* _TASK TO COMPLETE_
Copy the full listing exactly.

* _RECORD EXTRACTS_

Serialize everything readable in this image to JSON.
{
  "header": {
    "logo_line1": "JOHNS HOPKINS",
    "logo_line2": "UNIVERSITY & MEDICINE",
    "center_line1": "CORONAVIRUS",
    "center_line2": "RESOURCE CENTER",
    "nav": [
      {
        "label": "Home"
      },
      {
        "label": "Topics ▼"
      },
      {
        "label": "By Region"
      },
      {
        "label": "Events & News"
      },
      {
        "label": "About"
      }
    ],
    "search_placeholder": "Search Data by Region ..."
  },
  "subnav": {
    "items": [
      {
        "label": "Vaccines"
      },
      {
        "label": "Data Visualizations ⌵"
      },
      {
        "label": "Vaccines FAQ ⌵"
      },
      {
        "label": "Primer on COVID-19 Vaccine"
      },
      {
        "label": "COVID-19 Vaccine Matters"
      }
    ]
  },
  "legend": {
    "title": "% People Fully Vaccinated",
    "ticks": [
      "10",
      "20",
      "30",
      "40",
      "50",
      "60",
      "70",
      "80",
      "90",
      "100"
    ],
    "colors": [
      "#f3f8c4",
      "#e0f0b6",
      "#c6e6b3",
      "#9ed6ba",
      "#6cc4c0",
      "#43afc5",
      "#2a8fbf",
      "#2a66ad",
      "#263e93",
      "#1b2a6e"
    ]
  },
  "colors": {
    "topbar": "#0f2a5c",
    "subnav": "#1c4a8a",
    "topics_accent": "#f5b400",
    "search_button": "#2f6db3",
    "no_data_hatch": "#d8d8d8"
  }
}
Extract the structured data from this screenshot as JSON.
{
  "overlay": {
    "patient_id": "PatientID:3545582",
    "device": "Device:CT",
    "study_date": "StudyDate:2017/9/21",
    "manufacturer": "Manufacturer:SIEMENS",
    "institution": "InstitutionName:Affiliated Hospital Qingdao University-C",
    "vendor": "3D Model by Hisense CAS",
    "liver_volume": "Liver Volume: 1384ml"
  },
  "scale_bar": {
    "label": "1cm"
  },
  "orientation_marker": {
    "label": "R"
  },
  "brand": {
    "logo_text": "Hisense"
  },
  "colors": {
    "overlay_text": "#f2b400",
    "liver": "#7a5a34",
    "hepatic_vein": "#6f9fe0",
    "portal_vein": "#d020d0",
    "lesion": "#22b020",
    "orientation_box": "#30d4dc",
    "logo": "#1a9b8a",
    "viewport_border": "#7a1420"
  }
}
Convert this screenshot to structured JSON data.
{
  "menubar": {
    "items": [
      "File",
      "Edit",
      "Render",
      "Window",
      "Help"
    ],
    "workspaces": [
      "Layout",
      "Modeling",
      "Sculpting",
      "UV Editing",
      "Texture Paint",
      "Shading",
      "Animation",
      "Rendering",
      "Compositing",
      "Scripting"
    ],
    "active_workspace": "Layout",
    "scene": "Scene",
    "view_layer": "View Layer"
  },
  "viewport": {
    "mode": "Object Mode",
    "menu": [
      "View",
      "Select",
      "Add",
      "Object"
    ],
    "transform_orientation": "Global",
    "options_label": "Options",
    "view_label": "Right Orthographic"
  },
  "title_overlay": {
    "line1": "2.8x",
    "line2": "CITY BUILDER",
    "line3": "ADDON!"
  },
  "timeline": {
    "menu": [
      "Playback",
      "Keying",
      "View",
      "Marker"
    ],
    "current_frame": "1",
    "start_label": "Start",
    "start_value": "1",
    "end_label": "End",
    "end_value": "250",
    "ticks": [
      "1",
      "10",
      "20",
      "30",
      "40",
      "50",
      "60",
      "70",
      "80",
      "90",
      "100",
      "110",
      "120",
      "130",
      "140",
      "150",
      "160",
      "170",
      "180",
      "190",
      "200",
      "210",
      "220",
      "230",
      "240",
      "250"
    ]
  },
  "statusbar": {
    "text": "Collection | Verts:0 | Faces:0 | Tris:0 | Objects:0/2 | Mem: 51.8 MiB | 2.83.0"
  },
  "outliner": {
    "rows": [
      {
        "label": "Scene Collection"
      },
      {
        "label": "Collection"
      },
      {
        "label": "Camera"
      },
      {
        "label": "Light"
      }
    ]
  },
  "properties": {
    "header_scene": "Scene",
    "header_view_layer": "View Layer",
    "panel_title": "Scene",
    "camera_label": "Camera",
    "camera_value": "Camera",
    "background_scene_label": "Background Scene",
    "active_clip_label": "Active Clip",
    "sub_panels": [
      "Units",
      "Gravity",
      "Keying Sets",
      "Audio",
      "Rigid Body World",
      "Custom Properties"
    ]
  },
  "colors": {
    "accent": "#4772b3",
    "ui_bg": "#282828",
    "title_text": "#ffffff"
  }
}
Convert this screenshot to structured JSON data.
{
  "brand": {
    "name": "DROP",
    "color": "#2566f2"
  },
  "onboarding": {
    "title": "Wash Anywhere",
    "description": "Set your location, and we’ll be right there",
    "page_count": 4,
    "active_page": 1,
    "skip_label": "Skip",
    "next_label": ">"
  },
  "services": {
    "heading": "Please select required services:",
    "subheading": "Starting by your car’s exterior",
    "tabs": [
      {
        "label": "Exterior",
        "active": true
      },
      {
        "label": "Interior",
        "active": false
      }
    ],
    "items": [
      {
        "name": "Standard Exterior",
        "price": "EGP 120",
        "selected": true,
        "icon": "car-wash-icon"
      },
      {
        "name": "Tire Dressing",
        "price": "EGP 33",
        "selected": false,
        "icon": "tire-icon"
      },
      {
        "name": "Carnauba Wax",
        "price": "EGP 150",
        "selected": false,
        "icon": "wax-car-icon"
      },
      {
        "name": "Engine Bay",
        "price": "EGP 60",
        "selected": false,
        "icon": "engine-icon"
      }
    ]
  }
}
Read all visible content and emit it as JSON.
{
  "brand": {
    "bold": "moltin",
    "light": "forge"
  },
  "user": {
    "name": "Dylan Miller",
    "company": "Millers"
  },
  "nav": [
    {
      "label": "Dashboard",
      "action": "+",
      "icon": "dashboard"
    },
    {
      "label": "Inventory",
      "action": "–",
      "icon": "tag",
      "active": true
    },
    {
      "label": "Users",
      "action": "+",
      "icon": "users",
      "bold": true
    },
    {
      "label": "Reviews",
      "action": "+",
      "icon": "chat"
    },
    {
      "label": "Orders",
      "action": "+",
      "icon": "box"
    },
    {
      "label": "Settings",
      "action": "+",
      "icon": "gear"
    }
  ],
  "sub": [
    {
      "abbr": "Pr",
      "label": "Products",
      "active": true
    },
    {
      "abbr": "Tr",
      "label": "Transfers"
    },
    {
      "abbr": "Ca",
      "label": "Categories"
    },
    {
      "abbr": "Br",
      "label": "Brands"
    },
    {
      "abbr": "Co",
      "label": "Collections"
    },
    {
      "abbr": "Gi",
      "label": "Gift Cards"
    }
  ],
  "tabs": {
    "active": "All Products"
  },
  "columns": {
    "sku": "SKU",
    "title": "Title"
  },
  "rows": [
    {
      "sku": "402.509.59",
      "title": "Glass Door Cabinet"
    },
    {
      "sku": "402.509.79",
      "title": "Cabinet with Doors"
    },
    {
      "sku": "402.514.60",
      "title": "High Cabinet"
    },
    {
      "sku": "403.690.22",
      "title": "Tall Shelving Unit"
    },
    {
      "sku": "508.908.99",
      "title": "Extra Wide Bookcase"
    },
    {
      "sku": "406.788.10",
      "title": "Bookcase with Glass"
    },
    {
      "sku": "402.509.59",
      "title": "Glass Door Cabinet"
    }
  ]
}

* _WRITTEN ANSWER_
Serialize everything readable in this image to JSON.
{
  "header": {
    "logo_line1": "JOHNS HOPKINS",
    "logo_line2": "UNIVERSITY & MEDICINE",
    "center_line1": "CORONAVIRUS",
    "center_line2": "RESOURCE CENTER",
    "nav": [
      {
        "label": "Home"
      },
      {
        "label": "Topics ▼"
      },
      {
        "label": "By Region"
      },
      {
        "label": "Events & News"
      },
      {
        "label": "About"
      }
    ],
    "search_placeholder": "Search Data by Region ..."
  },
  "subnav": {
    "items": [
      {
        "label": "Vaccines"
      },
      {
        "label": "Data Visualizations ⌵"
      },
      {
        "label": "Vaccines FAQ ⌵"
      },
      {
        "label": "Primer on COVID-19 Vaccine"
      },
      {
        "label": "COVID-19 Vaccine Matters"
      }
    ]
  },
  "legend": {
    "title": "% People Fully Vaccinated",
    "ticks": [
      "10",
      "20",
      "30",
      "40",
      "50",
      "60",
      "70",
      "80",
      "90",
      "100"
    ],
    "colors": [
      "#f3f8c4",
      "#e0f0b6",
      "#c6e6b3",
      "#9ed6ba",
      "#6cc4c0",
      "#43afc5",
      "#2a8fbf",
      "#2a66ad",
      "#263e93",
      "#1b2a6e"
    ]
  },
  "colors": {
    "topbar": "#0f2a5c",
    "subnav": "#1c4a8a",
    "topics_accent": "#f5b400",
    "search_button": "#2f6db3",
    "no_data_hatch": "#d8d8d8"
  }
}
Extract the structured data from this screenshot as JSON.
{
  "overlay": {
    "patient_id": "PatientID:3545582",
    "device": "Device:CT",
    "study_date": "StudyDate:2017/9/21",
    "manufacturer": "Manufacturer:SIEMENS",
    "institution": "InstitutionName:Affiliated Hospital Qingdao University-C",
    "vendor": "3D Model by Hisense CAS",
    "liver_volume": "Liver Volume: 1384ml"
  },
  "scale_bar": {
    "label": "1cm"
  },
  "orientation_marker": {
    "label": "R"
  },
  "brand": {
    "logo_text": "Hisense"
  },
  "colors": {
    "overlay_text": "#f2b400",
    "liver": "#7a5a34",
    "hepatic_vein": "#6f9fe0",
    "portal_vein": "#d020d0",
    "lesion": "#22b020",
    "orientation_box": "#30d4dc",
    "logo": "#1a9b8a",
    "viewport_border": "#7a1420"
  }
}
Convert this screenshot to structured JSON data.
{
  "menubar": {
    "items": [
      "File",
      "Edit",
      "Render",
      "Window",
      "Help"
    ],
    "workspaces": [
      "Layout",
      "Modeling",
      "Sculpting",
      "UV Editing",
      "Texture Paint",
      "Shading",
      "Animation",
      "Rendering",
      "Compositing",
      "Scripting"
    ],
    "active_workspace": "Layout",
    "scene": "Scene",
    "view_layer": "View Layer"
  },
  "viewport": {
    "mode": "Object Mode",
    "menu": [
      "View",
      "Select",
      "Add",
      "Object"
    ],
    "transform_orientation": "Global",
    "options_label": "Options",
    "view_label": "Right Orthographic"
  },
  "title_overlay": {
    "line1": "2.8x",
    "line2": "CITY BUILDER",
    "line3": "ADDON!"
  },
  "timeline": {
    "menu": [
      "Playback",
      "Keying",
      "View",
      "Marker"
    ],
    "current_frame": "1",
    "start_label": "Start",
    "start_value": "1",
    "end_label": "End",
    "end_value": "250",
    "ticks": [
      "1",
      "10",
      "20",
      "30",
      "40",
      "50",
      "60",
      "70",
      "80",
      "90",
      "100",
      "110",
      "120",
      "130",
      "140",
      "150",
      "160",
      "170",
      "180",
      "190",
      "200",
      "210",
      "220",
      "230",
      "240",
      "250"
    ]
  },
  "statusbar": {
    "text": "Collection | Verts:0 | Faces:0 | Tris:0 | Objects:0/2 | Mem: 51.8 MiB | 2.83.0"
  },
  "outliner": {
    "rows": [
      {
        "label": "Scene Collection"
      },
      {
        "label": "Collection"
      },
      {
        "label": "Camera"
      },
      {
        "label": "Light"
      }
    ]
  },
  "properties": {
    "header_scene": "Scene",
    "header_view_layer": "View Layer",
    "panel_title": "Scene",
    "camera_label": "Camera",
    "camera_value": "Camera",
    "background_scene_label": "Background Scene",
    "active_clip_label": "Active Clip",
    "sub_panels": [
      "Units",
      "Gravity",
      "Keying Sets",
      "Audio",
      "Rigid Body World",
      "Custom Properties"
    ]
  },
  "colors": {
    "accent": "#4772b3",
    "ui_bg": "#282828",
    "title_text": "#ffffff"
  }
}
Convert this screenshot to structured JSON data.
{
  "brand": {
    "name": "DROP",
    "color": "#2566f2"
  },
  "onboarding": {
    "title": "Wash Anywhere",
    "description": "Set your location, and we’ll be right there",
    "page_count": 4,
    "active_page": 1,
    "skip_label": "Skip",
    "next_label": ">"
  },
  "services": {
    "heading": "Please select required services:",
    "subheading": "Starting by your car’s exterior",
    "tabs": [
      {
        "label": "Exterior",
        "active": true
      },
      {
        "label": "Interior",
        "active": false
      }
    ],
    "items": [
      {
        "name": "Standard Exterior",
        "price": "EGP 120",
        "selected": true,
        "icon": "car-wash-icon"
      },
      {
        "name": "Tire Dressing",
        "price": "EGP 33",
        "selected": false,
        "icon": "tire-icon"
      },
      {
        "name": "Carnauba Wax",
        "price": "EGP 150",
        "selected": false,
        "icon": "wax-car-icon"
      },
      {
        "name": "Engine Bay",
        "price": "EGP 60",
        "selected": false,
        "icon": "engine-icon"
      }
    ]
  }
}
Read all visible content and emit it as JSON.
{
  "brand": {
    "bold": "moltin",
    "light": "forge"
  },
  "user": {
    "name": "Dylan Miller",
    "company": "Millers"
  },
  "nav": [
    {
      "label": "Dashboard",
      "action": "+",
      "icon": "dashboard"
    },
    {
      "label": "Inventory",
      "action": "–",
      "icon": "tag",
      "active": true
    },
    {
      "label": "Users",
      "action": "+",
      "icon": "users",
      "bold": true
    },
    {
      "label": "Reviews",
      "action": "+",
      "icon": "chat"
    },
    {
      "label": "Orders",
      "action": "+",
      "icon": "box"
    },
    {
      "label": "Settings",
      "action": "+",
      "icon": "gear"
    }
  ],
  "sub": [
    {
      "abbr": "Pr",
      "label": "Products",
      "active": true
    },
    {
      "abbr": "Tr",
      "label": "Transfers"
    },
    {
      "abbr": "Ca",
      "label": "Categories"
    },
    {
      "abbr": "Br",
      "label": "Brands"
    },
    {
      "abbr": "Co",
      "label": "Collections"
    },
    {
      "abbr": "Gi",
      "label": "Gift Cards"
    }
  ],
  "tabs": {
    "active": "All Products"
  },
  "columns": {
    "sku": "SKU",
    "title": "Title"
  },
  "rows": [
    {
      "sku": "402.509.59",
      "title": "Glass Door Cabinet"
    },
    {
      "sku": "402.509.79",
      "title": "Cabinet with Doors"
    },
    {
      "sku": "402.514.60",
      "title": "High Cabinet"
    },
    {
      "sku": "403.690.22",
      "title": "Tall Shelving Unit"
    },
    {
      "sku": "508.908.99",
      "title": "Extra Wide Bookcase"
    },
    {
      "sku": "406.788.10",
      "title": "Bookcase with Glass"
    },
    {
      "sku": "402.509.59",
      "title": "Glass Door Cabinet"
    }
  ]
}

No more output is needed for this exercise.